[[ ENTRIES PROVIDED open ]]

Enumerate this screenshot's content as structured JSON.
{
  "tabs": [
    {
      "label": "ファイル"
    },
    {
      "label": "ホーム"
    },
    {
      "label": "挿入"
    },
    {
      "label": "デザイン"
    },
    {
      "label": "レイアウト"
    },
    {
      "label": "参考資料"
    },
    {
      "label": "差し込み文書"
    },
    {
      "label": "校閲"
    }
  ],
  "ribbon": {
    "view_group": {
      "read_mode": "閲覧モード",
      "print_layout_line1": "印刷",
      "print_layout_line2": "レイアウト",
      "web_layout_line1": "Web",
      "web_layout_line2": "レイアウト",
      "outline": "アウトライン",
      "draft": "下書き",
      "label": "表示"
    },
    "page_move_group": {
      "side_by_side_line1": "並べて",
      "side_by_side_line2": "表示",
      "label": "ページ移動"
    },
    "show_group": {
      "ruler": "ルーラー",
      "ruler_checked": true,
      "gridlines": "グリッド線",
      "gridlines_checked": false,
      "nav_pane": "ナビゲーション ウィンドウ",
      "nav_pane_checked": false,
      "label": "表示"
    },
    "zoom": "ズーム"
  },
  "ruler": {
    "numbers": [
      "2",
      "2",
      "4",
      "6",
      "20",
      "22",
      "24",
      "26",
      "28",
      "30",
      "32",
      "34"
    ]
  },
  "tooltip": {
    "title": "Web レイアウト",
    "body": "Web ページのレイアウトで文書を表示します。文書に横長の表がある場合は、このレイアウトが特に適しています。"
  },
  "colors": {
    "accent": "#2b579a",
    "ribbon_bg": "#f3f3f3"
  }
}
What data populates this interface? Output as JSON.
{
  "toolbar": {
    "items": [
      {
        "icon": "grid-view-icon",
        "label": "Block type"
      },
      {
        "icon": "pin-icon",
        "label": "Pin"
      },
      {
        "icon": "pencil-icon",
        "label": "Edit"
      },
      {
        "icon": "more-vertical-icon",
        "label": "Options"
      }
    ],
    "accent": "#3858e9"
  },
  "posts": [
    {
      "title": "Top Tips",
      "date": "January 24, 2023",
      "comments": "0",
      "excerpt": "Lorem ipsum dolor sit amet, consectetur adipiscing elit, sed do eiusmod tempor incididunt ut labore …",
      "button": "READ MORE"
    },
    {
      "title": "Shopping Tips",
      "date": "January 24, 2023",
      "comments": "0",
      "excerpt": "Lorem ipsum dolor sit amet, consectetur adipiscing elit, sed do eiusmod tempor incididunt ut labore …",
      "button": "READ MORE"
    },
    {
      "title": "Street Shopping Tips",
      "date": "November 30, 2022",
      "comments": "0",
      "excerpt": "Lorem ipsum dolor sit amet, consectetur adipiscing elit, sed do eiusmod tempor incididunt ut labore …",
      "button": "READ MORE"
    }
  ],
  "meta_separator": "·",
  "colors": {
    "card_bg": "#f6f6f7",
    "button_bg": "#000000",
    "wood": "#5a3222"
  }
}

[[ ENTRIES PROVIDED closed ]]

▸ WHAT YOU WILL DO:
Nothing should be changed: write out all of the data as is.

▸ RESULT OF THIS TASK:
Enumerate this screenshot's content as structured JSON.
{
  "tabs": [
    {
      "label": "ファイル"
    },
    {
      "label": "ホーム"
    },
    {
      "label": "挿入"
    },
    {
      "label": "デザイン"
    },
    {
      "label": "レイアウト"
    },
    {
      "label": "参考資料"
    },
    {
      "label": "差し込み文書"
    },
    {
      "label": "校閲"
    }
  ],
  "ribbon": {
    "view_group": {
      "read_mode": "閲覧モード",
      "print_layout_line1": "印刷",
      "print_layout_line2": "レイアウト",
      "web_layout_line1": "Web",
      "web_layout_line2": "レイアウト",
      "outline": "アウトライン",
      "draft": "下書き",
      "label": "表示"
    },
    "page_move_group": {
      "side_by_side_line1": "並べて",
      "side_by_side_line2": "表示",
      "label": "ページ移動"
    },
    "show_group": {
      "ruler": "ルーラー",
      "ruler_checked": true,
      "gridlines": "グリッド線",
      "gridlines_checked": false,
      "nav_pane": "ナビゲーション ウィンドウ",
      "nav_pane_checked": false,
      "label": "表示"
    },
    "zoom": "ズーム"
  },
  "ruler": {
    "numbers": [
      "2",
      "2",
      "4",
      "6",
      "20",
      "22",
      "24",
      "26",
      "28",
      "30",
      "32",
      "34"
    ]
  },
  "tooltip": {
    "title": "Web レイアウト",
    "body": "Web ページのレイアウトで文書を表示します。文書に横長の表がある場合は、このレイアウトが特に適しています。"
  },
  "colors": {
    "accent": "#2b579a",
    "ribbon_bg": "#f3f3f3"
  }
}
What data populates this interface? Output as JSON.
{
  "toolbar": {
    "items": [
      {
        "icon": "grid-view-icon",
        "label": "Block type"
      },
      {
        "icon": "pin-icon",
        "label": "Pin"
      },
      {
        "icon": "pencil-icon",
        "label": "Edit"
      },
      {
        "icon": "more-vertical-icon",
        "label": "Options"
      }
    ],
    "accent": "#3858e9"
  },
  "posts": [
    {
      "title": "Top Tips",
      "date": "January 24, 2023",
      "comments": "0",
      "excerpt": "Lorem ipsum dolor sit amet, consectetur adipiscing elit, sed do eiusmod tempor incididunt ut labore …",
      "button": "READ MORE"
    },
    {
      "title": "Shopping Tips",
      "date": "January 24, 2023",
      "comments": "0",
      "excerpt": "Lorem ipsum dolor sit amet, consectetur adipiscing elit, sed do eiusmod tempor incididunt ut labore …",
      "button": "READ MORE"
    },
    {
      "title": "Street Shopping Tips",
      "date": "November 30, 2022",
      "comments": "0",
      "excerpt": "Lorem ipsum dolor sit amet, consectetur adipiscing elit, sed do eiusmod tempor incididunt ut labore …",
      "button": "READ MORE"
    }
  ],
  "meta_separator": "·",
  "colors": {
    "card_bg": "#f6f6f7",
    "button_bg": "#000000",
    "wood": "#5a3222"
  }
}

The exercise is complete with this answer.